What you should do: Search the entries for lines with the string "daty" and say how many there are, giving only the number.

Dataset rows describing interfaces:
□ □ □

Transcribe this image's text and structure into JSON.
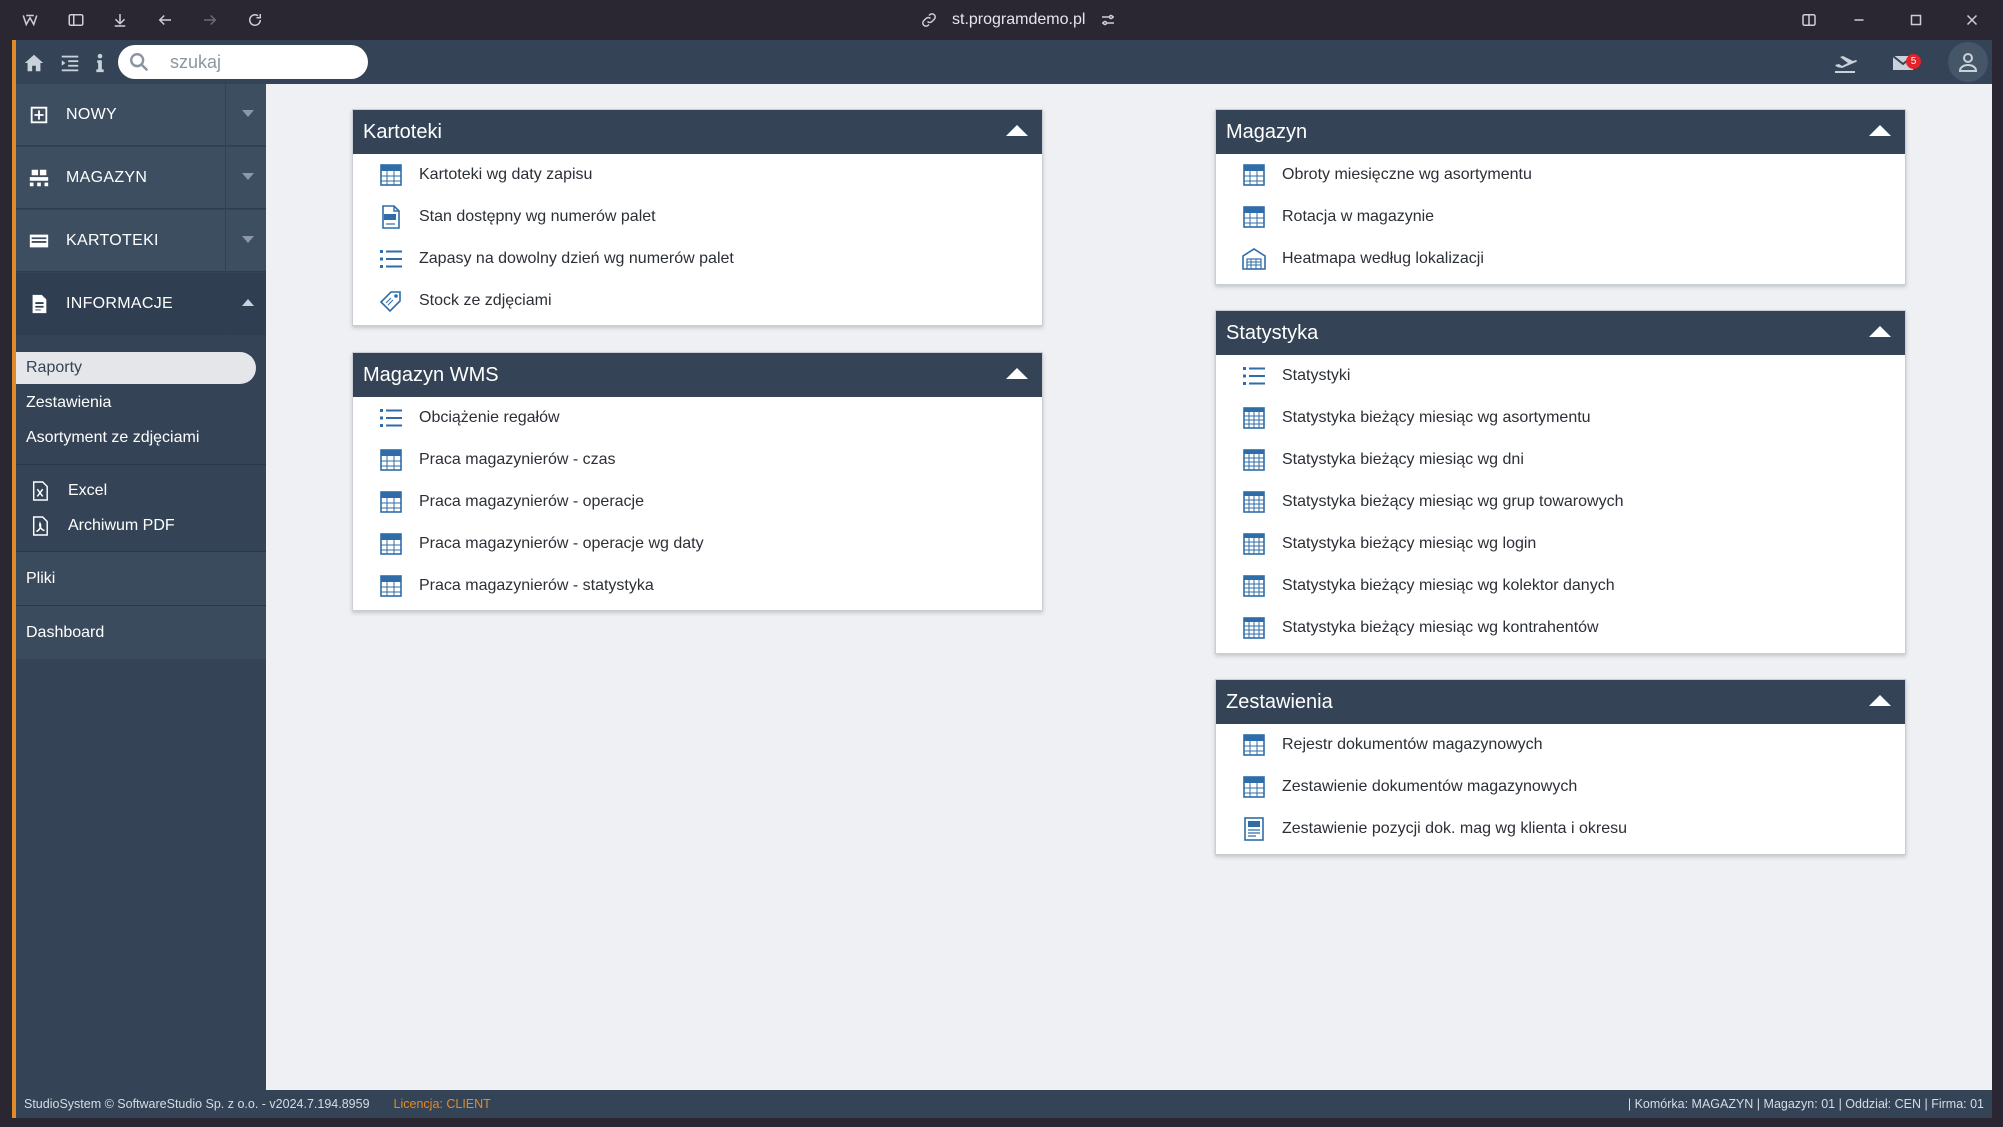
{
  "browser": {
    "url": "st.programdemo.pl"
  },
  "topbar": {
    "search_placeholder": "szukaj",
    "mail_badge": "5"
  },
  "sidebar": {
    "groups": [
      {
        "label": "NOWY",
        "icon": "plus-square-icon"
      },
      {
        "label": "MAGAZYN",
        "icon": "pallet-icon"
      },
      {
        "label": "KARTOTEKI",
        "icon": "card-list-icon"
      },
      {
        "label": "INFORMACJE",
        "icon": "document-icon"
      }
    ],
    "info_items": [
      "Raporty",
      "Zestawienia",
      "Asortyment ze zdjęciami"
    ],
    "file_items": [
      "Excel",
      "Archiwum PDF"
    ],
    "pliki": "Pliki",
    "dashboard": "Dashboard"
  },
  "panels": {
    "kartoteki": {
      "title": "Kartoteki",
      "items": [
        {
          "label": "Kartoteki wg daty zapisu",
          "icon": "xls-icon"
        },
        {
          "label": "Stan dostępny wg numerów palet",
          "icon": "pdf-icon"
        },
        {
          "label": "Zapasy na dowolny dzień wg numerów palet",
          "icon": "list-icon"
        },
        {
          "label": "Stock ze zdjęciami",
          "icon": "tag-icon"
        }
      ]
    },
    "magazyn_wms": {
      "title": "Magazyn WMS",
      "items": [
        {
          "label": "Obciążenie regałów",
          "icon": "list-icon"
        },
        {
          "label": "Praca magazynierów - czas",
          "icon": "xls-icon"
        },
        {
          "label": "Praca magazynierów - operacje",
          "icon": "xls-icon"
        },
        {
          "label": "Praca magazynierów - operacje wg daty",
          "icon": "xls-icon"
        },
        {
          "label": "Praca magazynierów - statystyka",
          "icon": "xls-icon"
        }
      ]
    },
    "magazyn": {
      "title": "Magazyn",
      "items": [
        {
          "label": "Obroty miesięczne wg asortymentu",
          "icon": "xls-icon"
        },
        {
          "label": "Rotacja w magazynie",
          "icon": "xls-icon"
        },
        {
          "label": "Heatmapa według lokalizacji",
          "icon": "warehouse-icon"
        }
      ]
    },
    "statystyka": {
      "title": "Statystyka",
      "items": [
        {
          "label": "Statystyki",
          "icon": "list-icon"
        },
        {
          "label": "Statystyka bieżący miesiąc wg asortymentu",
          "icon": "table-icon"
        },
        {
          "label": "Statystyka bieżący miesiąc wg dni",
          "icon": "table-icon"
        },
        {
          "label": "Statystyka bieżący miesiąc wg grup towarowych",
          "icon": "table-icon"
        },
        {
          "label": "Statystyka bieżący miesiąc wg login",
          "icon": "table-icon"
        },
        {
          "label": "Statystyka bieżący miesiąc wg kolektor danych",
          "icon": "table-icon"
        },
        {
          "label": "Statystyka bieżący miesiąc wg kontrahentów",
          "icon": "table-icon"
        }
      ]
    },
    "zestawienia": {
      "title": "Zestawienia",
      "items": [
        {
          "label": "Rejestr dokumentów magazynowych",
          "icon": "xls-icon"
        },
        {
          "label": "Zestawienie dokumentów magazynowych",
          "icon": "xls-icon"
        },
        {
          "label": "Zestawienie pozycji dok. mag wg klienta i okresu",
          "icon": "report-icon"
        }
      ]
    }
  },
  "footer": {
    "left": "StudioSystem © SoftwareStudio Sp. z o.o. - v2024.7.194.8959",
    "license": "Licencja: CLIENT",
    "right": "| Komórka: MAGAZYN | Magazyn: 01 | Oddział: CEN | Firma: 01"
  },
  "colors": {
    "header_dark": "#344456",
    "accent_orange": "#e08b2a",
    "badge_red": "#e2232a",
    "icon_blue": "#2f6da8"
  }
}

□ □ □

Result: 2